------ Records supplied ------
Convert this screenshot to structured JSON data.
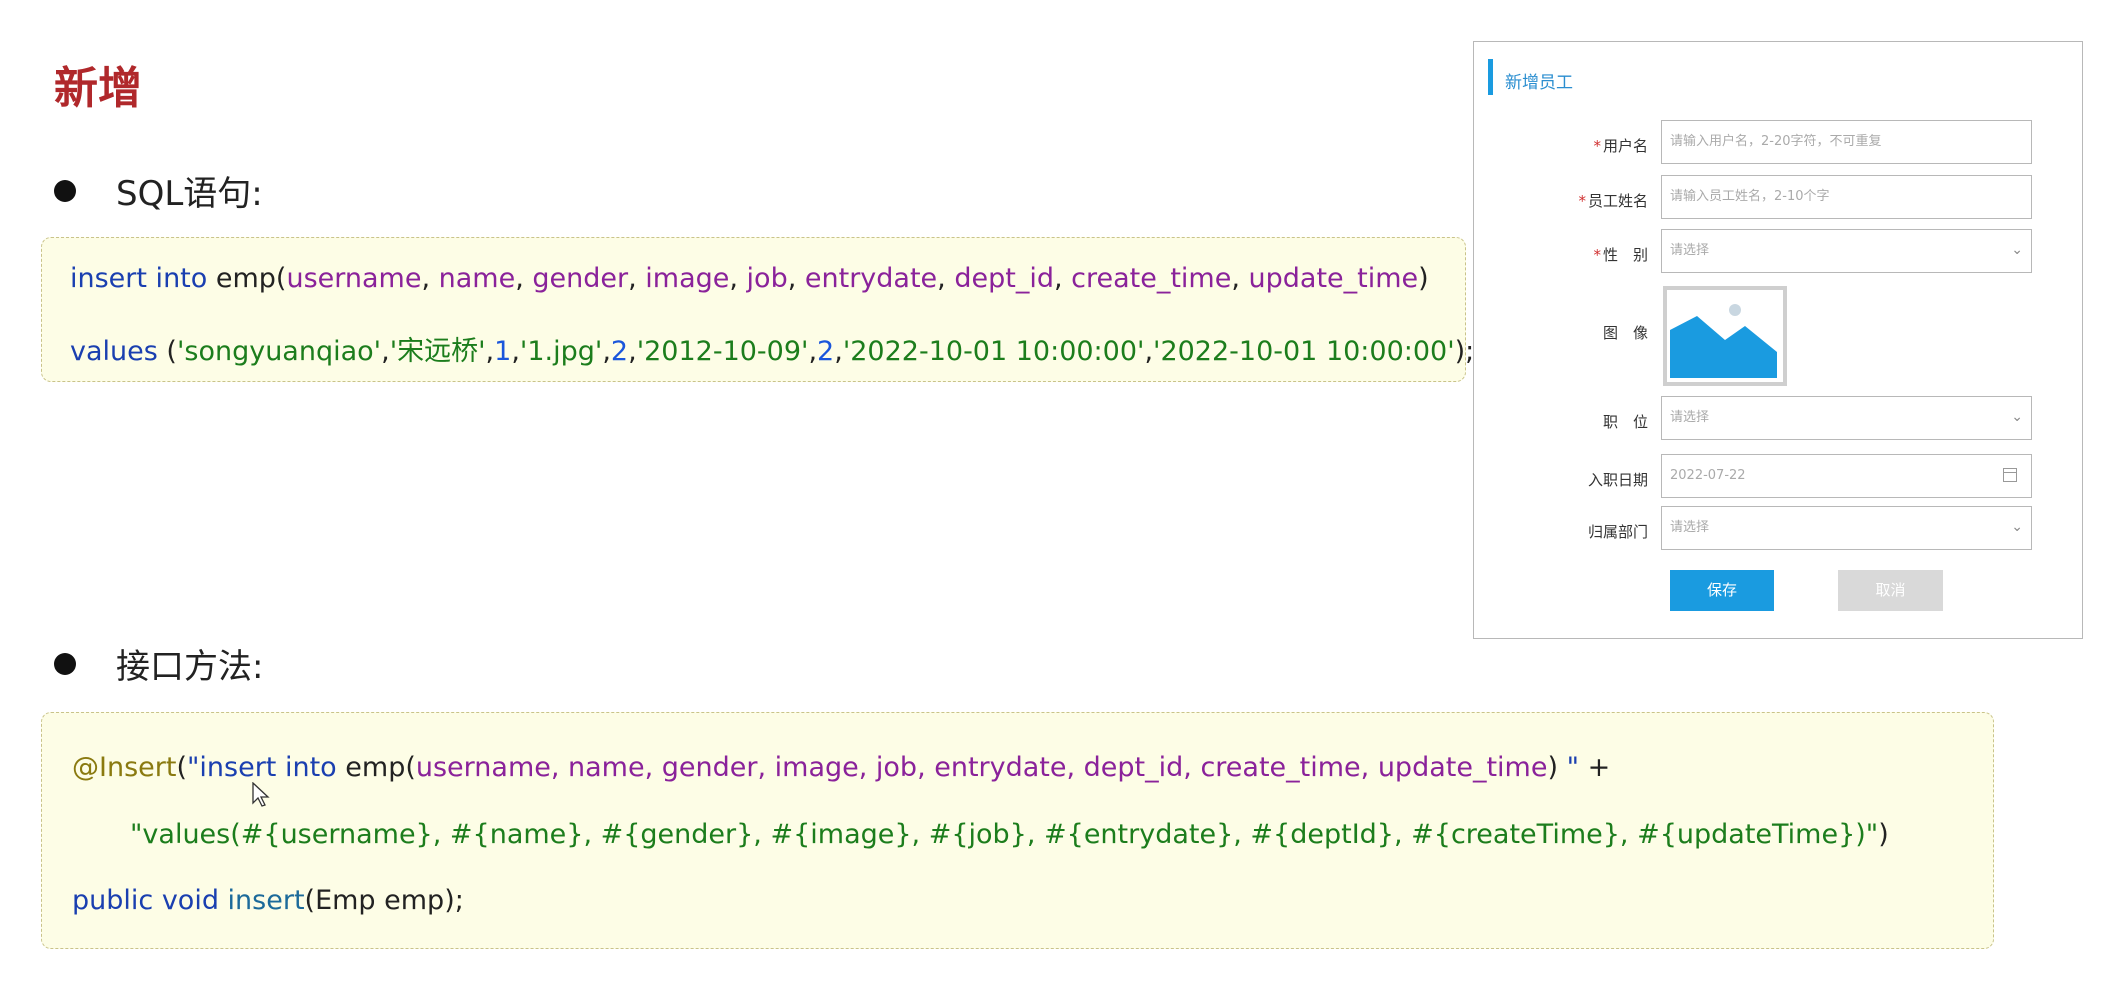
{
  "title": "新增",
  "sections": {
    "sql_label": "SQL语句:",
    "api_label": "接口方法:"
  },
  "sql_code": {
    "l1": {
      "t1": "insert into",
      "t2": " emp(",
      "t3": "username",
      "t4": ", ",
      "t5": "name",
      "t6": ", ",
      "t7": "gender",
      "t8": ", ",
      "t9": "image",
      "t10": ", ",
      "t11": "job",
      "t12": ", ",
      "t13": "entrydate",
      "t14": ", ",
      "t15": "dept_id",
      "t16": ", ",
      "t17": "create_time",
      "t18": ", ",
      "t19": "update_time",
      "t20": ")"
    },
    "l2": {
      "t1": "values",
      "t2": " (",
      "t3": "'songyuanqiao'",
      "t4": ",",
      "t5": "'宋远桥'",
      "t6": ",",
      "t7": "1",
      "t8": ",",
      "t9": "'1.jpg'",
      "t10": ",",
      "t11": "2",
      "t12": ",",
      "t13": "'2012-10-09'",
      "t14": ",",
      "t15": "2",
      "t16": ",",
      "t17": "'2022-10-01 10:00:00'",
      "t18": ",",
      "t19": "'2022-10-01 10:00:00'",
      "t20": ");"
    }
  },
  "api_code": {
    "l1": {
      "t1": "@Insert",
      "t2": "(",
      "t3": "\"insert into",
      "t4": " emp(",
      "t5": "username, name, gender, image, job, entrydate, dept_id, create_time, update_time",
      "t6": ") ",
      "t7": "\"",
      "t8": " +"
    },
    "l2": {
      "t1": "\"values(#{username}, #{name}, #{gender}, #{image}, #{job}, #{entrydate}, #{deptId}, #{createTime}, #{updateTime})\"",
      "t2": ")"
    },
    "l3": {
      "t1": "public void",
      "t2": " insert",
      "t3": "(Emp emp);"
    }
  },
  "form": {
    "title": "新增员工",
    "username_label": "用户名",
    "username_placeholder": "请输入用户名，2-20字符，不可重复",
    "name_label": "员工姓名",
    "name_placeholder": "请输入员工姓名，2-10个字",
    "gender_label": "性　别",
    "gender_value": "请选择",
    "image_label": "图　像",
    "job_label": "职　位",
    "job_value": "请选择",
    "entrydate_label": "入职日期",
    "entrydate_value": "2022-07-22",
    "dept_label": "归属部门",
    "dept_value": "请选择",
    "save_label": "保存",
    "cancel_label": "取消",
    "image_icon": "image-placeholder-icon",
    "date_icon": "calendar-icon",
    "select_icon": "chevron-down-icon"
  },
  "colors": {
    "title": "#b0282b",
    "keyword": "#1a3fb0",
    "field": "#8a229a",
    "string": "#1c7d1c",
    "accent": "#1a9be0"
  }
}
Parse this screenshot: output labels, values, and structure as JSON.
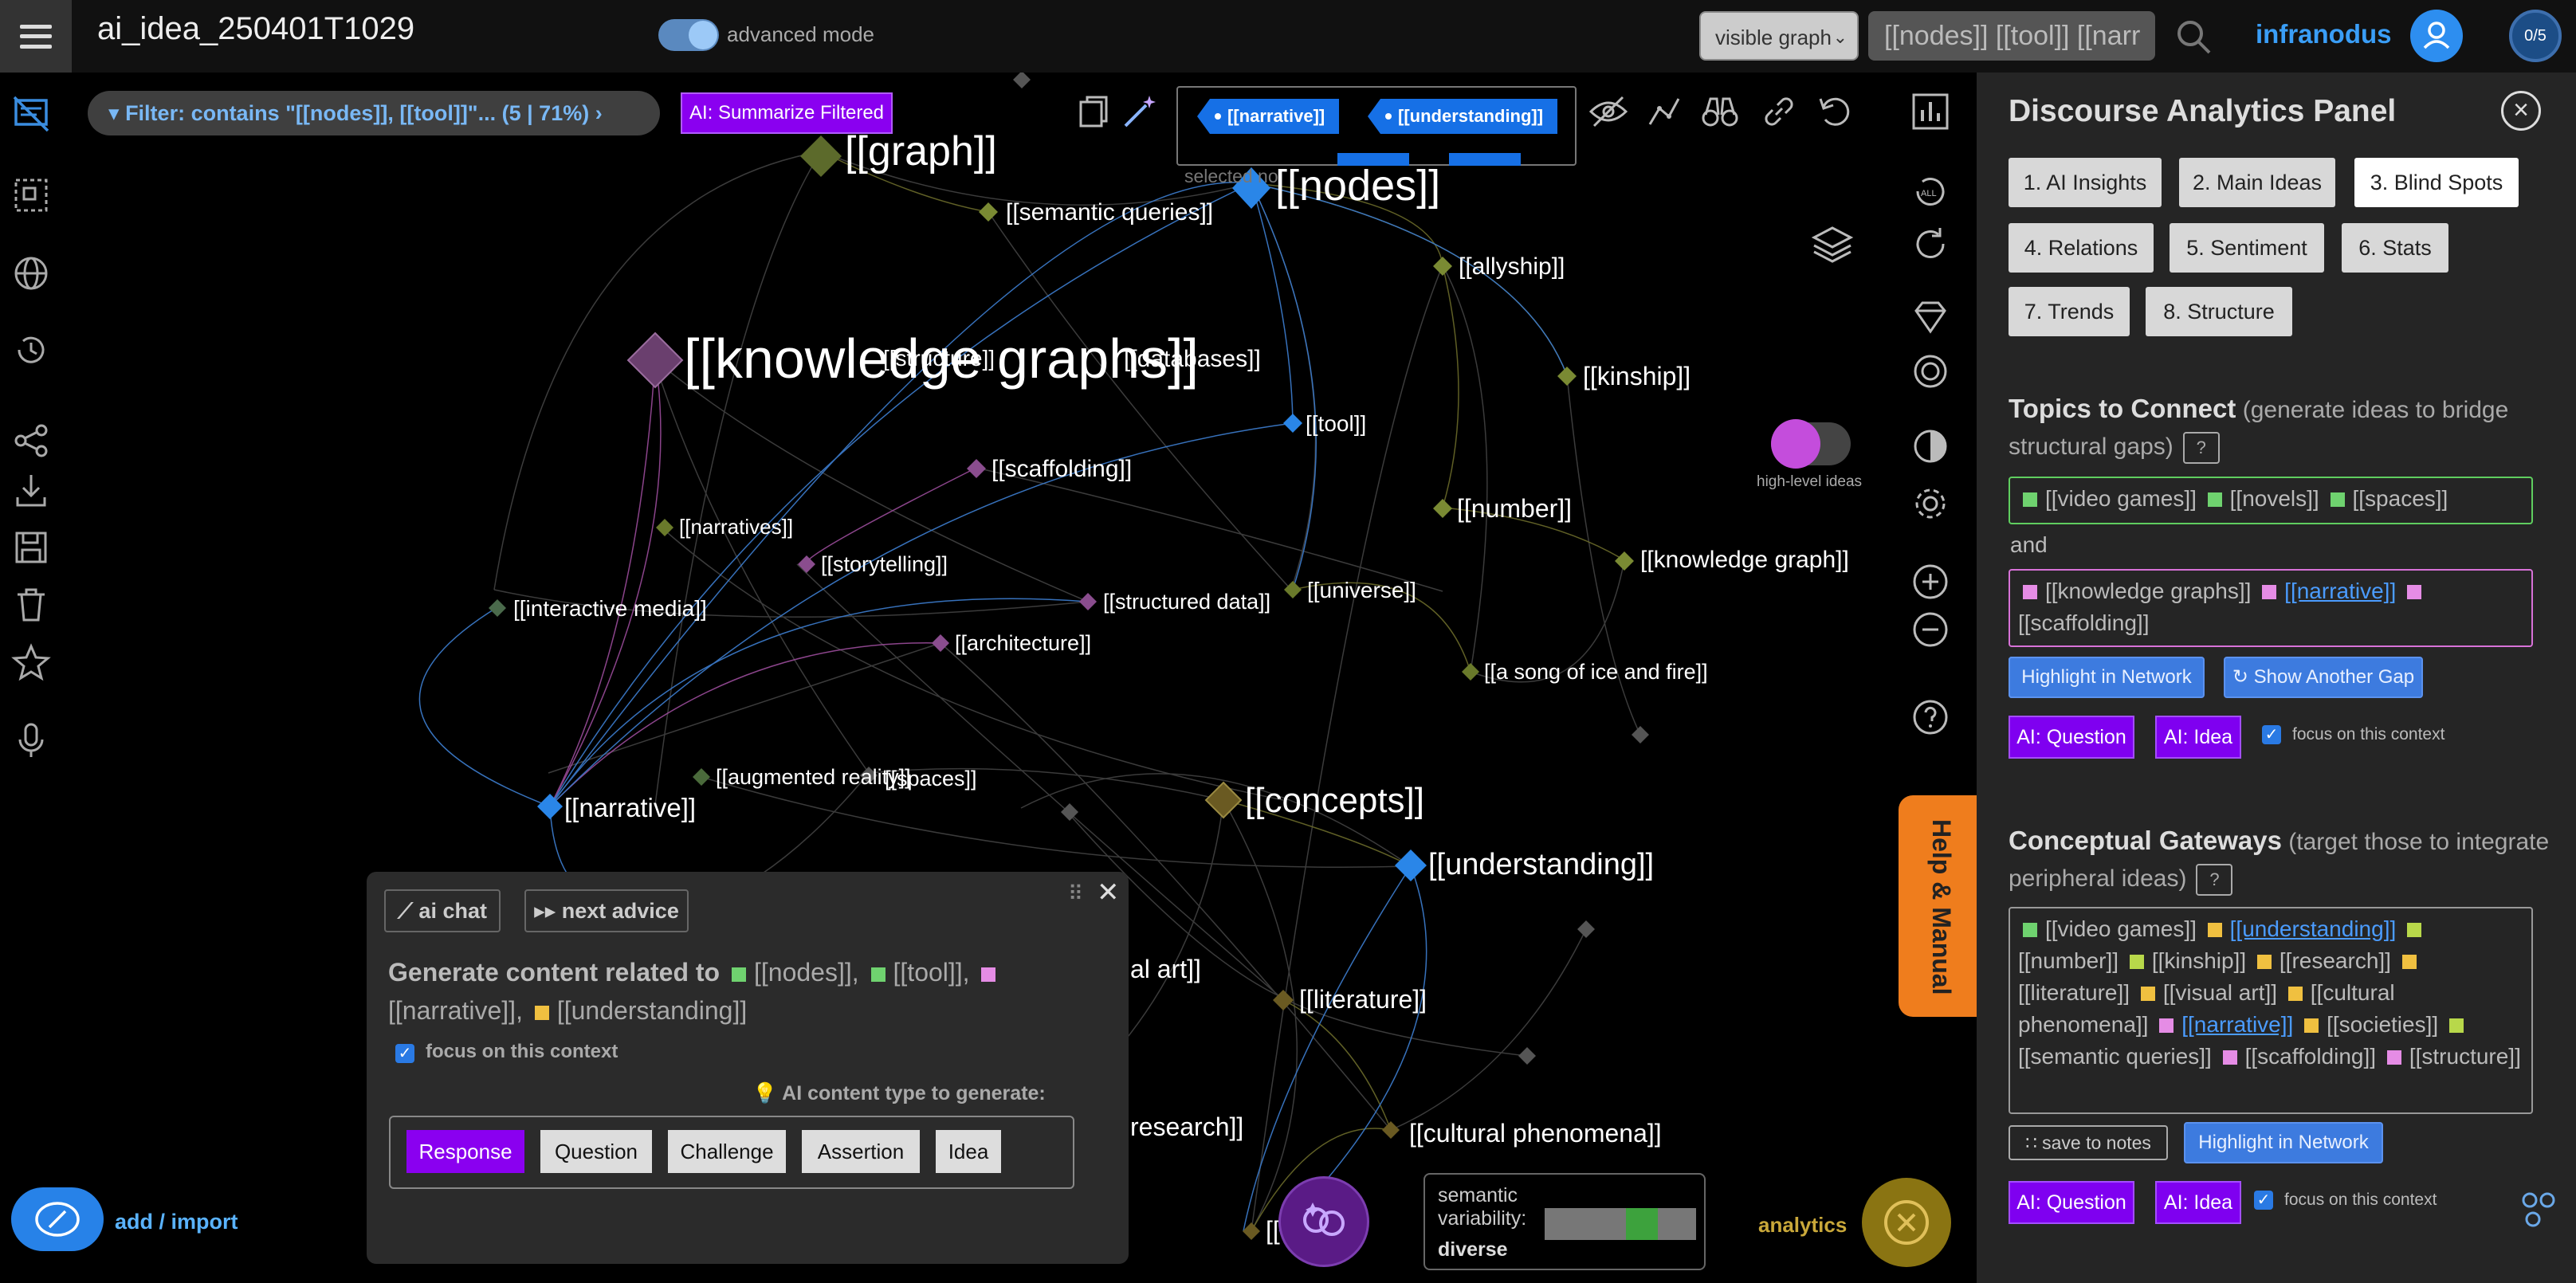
{
  "header": {
    "title": "ai_idea_250401T1029",
    "advanced_mode_label": "advanced mode",
    "graph_select_value": "visible graph",
    "search_value": "[[nodes]] [[tool]] [[narr",
    "brand": "infranodus",
    "counter": "0/5"
  },
  "left_rail": {
    "add_import_label": "add / import"
  },
  "filter": {
    "label": "Filter: contains \"[[nodes]], [[tool]]\"... (5 | 71%)",
    "summarize_button": "AI: Summarize Filtered",
    "tags": [
      "[[narrative]]",
      "[[understanding]]"
    ],
    "selected_label": "selected no"
  },
  "graph": {
    "labels": [
      {
        "text": "[[graph]]",
        "size": 52
      },
      {
        "text": "[[semantic queries]]",
        "size": 30
      },
      {
        "text": "[[nodes]]",
        "size": 54
      },
      {
        "text": "[[allyship]]",
        "size": 30
      },
      {
        "text": "[[knowledge graphs]]",
        "size": 70
      },
      {
        "text": "[[structure]]",
        "size": 28
      },
      {
        "text": "[[databases]]",
        "size": 30
      },
      {
        "text": "[[kinship]]",
        "size": 32
      },
      {
        "text": "[[tool]]",
        "size": 28
      },
      {
        "text": "[[scaffolding]]",
        "size": 30
      },
      {
        "text": "[[number]]",
        "size": 32
      },
      {
        "text": "[[narratives]]",
        "size": 26
      },
      {
        "text": "[[knowledge graph]]",
        "size": 30
      },
      {
        "text": "[[storytelling]]",
        "size": 27
      },
      {
        "text": "[[interactive media]]",
        "size": 28
      },
      {
        "text": "[[structured data]]",
        "size": 27
      },
      {
        "text": "[[universe]]",
        "size": 28
      },
      {
        "text": "[[architecture]]",
        "size": 27
      },
      {
        "text": "[[a song of ice and fire]]",
        "size": 27
      },
      {
        "text": "[[augmented reality]]",
        "size": 27
      },
      {
        "text": "[[spaces]]",
        "size": 27
      },
      {
        "text": "[[narrative]]",
        "size": 33
      },
      {
        "text": "[[concepts]]",
        "size": 44
      },
      {
        "text": "[[understanding]]",
        "size": 38
      },
      {
        "text": "al art]]",
        "size": 32
      },
      {
        "text": "[[literature]]",
        "size": 32
      },
      {
        "text": "research]]",
        "size": 32
      },
      {
        "text": "[[cultural phenomena]]",
        "size": 32
      },
      {
        "text": "[[",
        "size": 32
      }
    ],
    "high_level_ideas_label": "high-level ideas"
  },
  "chat": {
    "ai_chat_tab": "ai chat",
    "next_advice_tab": "next advice",
    "generate_prefix": "Generate content related to",
    "generate_items": [
      "[[nodes]],",
      "[[tool]],",
      "[[narrative]],",
      "[[understanding]]"
    ],
    "focus_label": "focus on this context",
    "content_type_label": "AI content type to generate:",
    "types": [
      "Response",
      "Question",
      "Challenge",
      "Assertion",
      "Idea"
    ]
  },
  "variability": {
    "label": "semantic variability:",
    "value": "diverse"
  },
  "analytics_label": "analytics",
  "help_tab": "Help & Manual",
  "panel": {
    "title": "Discourse Analytics Panel",
    "tabs": [
      "1. AI Insights",
      "2. Main Ideas",
      "3. Blind Spots",
      "4. Relations",
      "5. Sentiment",
      "6. Stats",
      "7. Trends",
      "8. Structure"
    ],
    "topics": {
      "heading": "Topics to Connect",
      "subheading": "(generate ideas to bridge structural gaps)",
      "qmark": "?",
      "group1": [
        "[[video games]]",
        "[[novels]]",
        "[[spaces]]"
      ],
      "and_label": "and",
      "group2": [
        "[[knowledge graphs]]",
        "[[narrative]]",
        "[[scaffolding]]"
      ],
      "highlight_button": "Highlight in Network",
      "another_gap_button": "↻ Show Another Gap",
      "ai_question": "AI: Question",
      "ai_idea": "AI: Idea",
      "focus_label": "focus on this context"
    },
    "gateways": {
      "heading": "Conceptual Gateways",
      "subheading": "(target those to integrate peripheral ideas)",
      "qmark": "?",
      "items": [
        "[[video games]]",
        "[[understanding]]",
        "[[number]]",
        "[[kinship]]",
        "[[research]]",
        "[[literature]]",
        "[[visual art]]",
        "[[cultural phenomena]]",
        "[[narrative]]",
        "[[societies]]",
        "[[semantic queries]]",
        "[[scaffolding]]",
        "[[structure]]"
      ],
      "save_button": "save to notes",
      "highlight_button": "Highlight in Network",
      "ai_question": "AI: Question",
      "ai_idea": "AI: Idea",
      "focus_label": "focus on this context"
    }
  },
  "colors": {
    "accent_blue": "#3a9ef7",
    "purple": "#8a00f0",
    "green_cluster": "#6fd26f",
    "pink_cluster": "#e58ce5",
    "yellow_cluster": "#f0c040",
    "orange_help": "#ef7d1d"
  }
}
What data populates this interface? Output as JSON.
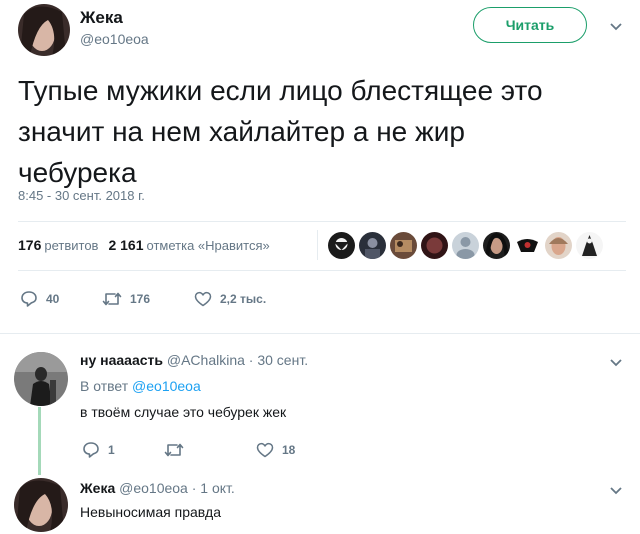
{
  "tweet": {
    "author_name": "Жека",
    "author_handle": "@eo10eoa",
    "follow_label": "Читать",
    "text_lines": [
      "Тупые мужики если лицо блестящее это",
      "значит на нем хайлайтер а не жир",
      "чебурека"
    ],
    "timestamp": "8:45 - 30 сент. 2018 г.",
    "retweets_count": "176",
    "retweets_label": "ретвитов",
    "likes_count": "2 161",
    "likes_label": "отметка «Нравится»",
    "actions": {
      "replies": "40",
      "retweets": "176",
      "likes": "2,2 тыс."
    }
  },
  "replies": [
    {
      "name": "ну наааасть",
      "handle": "@AChalkina",
      "time": "· 30 сент.",
      "reply_to_prefix": "В ответ",
      "reply_to_handle": "@eo10eoa",
      "text": "в твоём случае это чебурек жек",
      "actions": {
        "replies": "1",
        "retweets": "",
        "likes": "18"
      }
    },
    {
      "name": "Жека",
      "handle": "@eo10eoa",
      "time": "· 1 окт.",
      "text": "Невыносимая правда"
    }
  ],
  "colors": {
    "accent_green": "#1b9e6a",
    "link_blue": "#1da1f2",
    "muted_text": "#657786",
    "thread_line": "#a4d9b9"
  },
  "icons": [
    "chevron-down-icon",
    "reply-icon",
    "retweet-icon",
    "heart-icon"
  ]
}
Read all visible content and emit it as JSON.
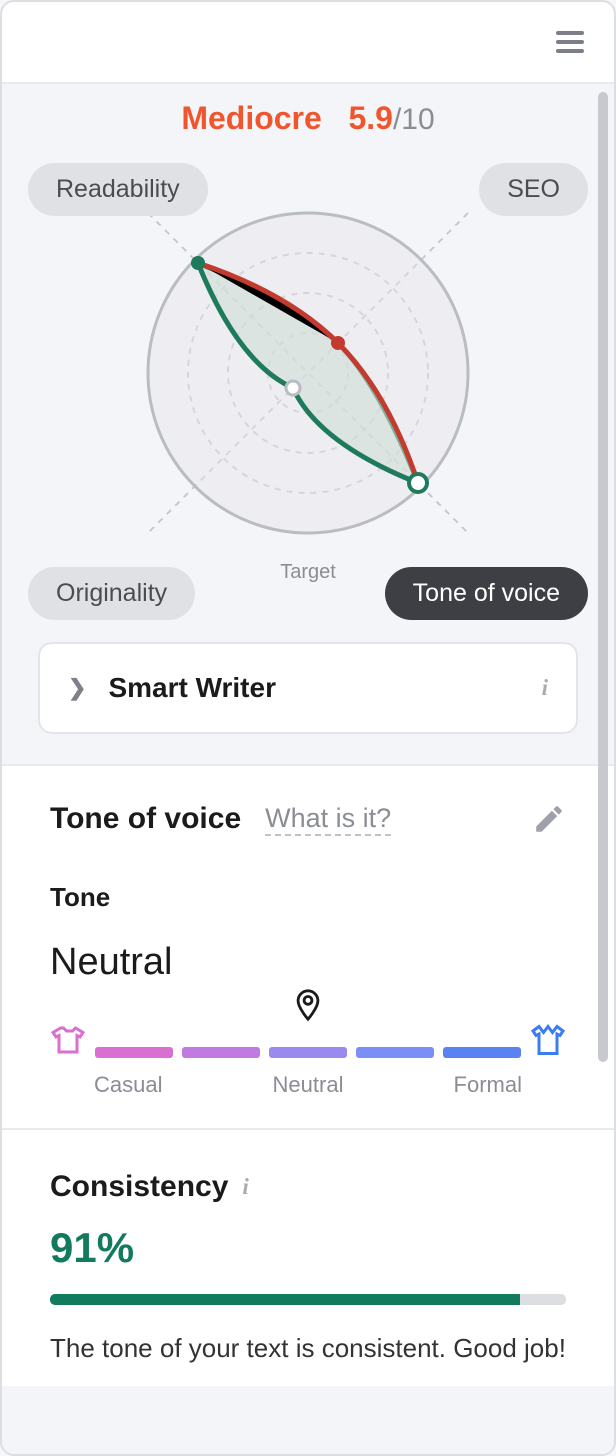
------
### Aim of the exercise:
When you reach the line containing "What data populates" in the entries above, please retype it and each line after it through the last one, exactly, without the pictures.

### Task answer:
What data populates this interface? Output as JSON.
{
  "tweet": {
    "author_name": "Жека",
    "author_handle": "@eo10eoa",
    "follow_label": "Читать",
    "text_lines": [
      "Тупые мужики если лицо блестящее это",
      "значит на нем хайлайтер а не жир",
      "чебурека"
    ],
    "timestamp": "8:45 - 30 сент. 2018 г.",
    "retweets_count": "176",
    "retweets_label": "ретвитов",
    "likes_count": "2 161",
    "likes_label": "отметка «Нравится»",
    "actions": {
      "replies": "40",
      "retweets": "176",
      "likes": "2,2 тыс."
    }
  },
  "replies": [
    {
      "name": "ну наааасть",
      "handle": "@AChalkina",
      "time": "· 30 сент.",
      "reply_to_prefix": "В ответ",
      "reply_to_handle": "@eo10eoa",
      "text": "в твоём случае это чебурек жек",
      "actions": {
        "replies": "1",
        "retweets": "",
        "likes": "18"
      }
    },
    {
      "name": "Жека",
      "handle": "@eo10eoa",
      "time": "· 1 окт.",
      "text": "Невыносимая правда"
    }
  ],
  "colors": {
    "accent_green": "#1b9e6a",
    "link_blue": "#1da1f2",
    "muted_text": "#657786",
    "thread_line": "#a4d9b9"
  },
  "icons": [
    "chevron-down-icon",
    "reply-icon",
    "retweet-icon",
    "heart-icon"
  ]
}
Read all visible content and emit it as JSON.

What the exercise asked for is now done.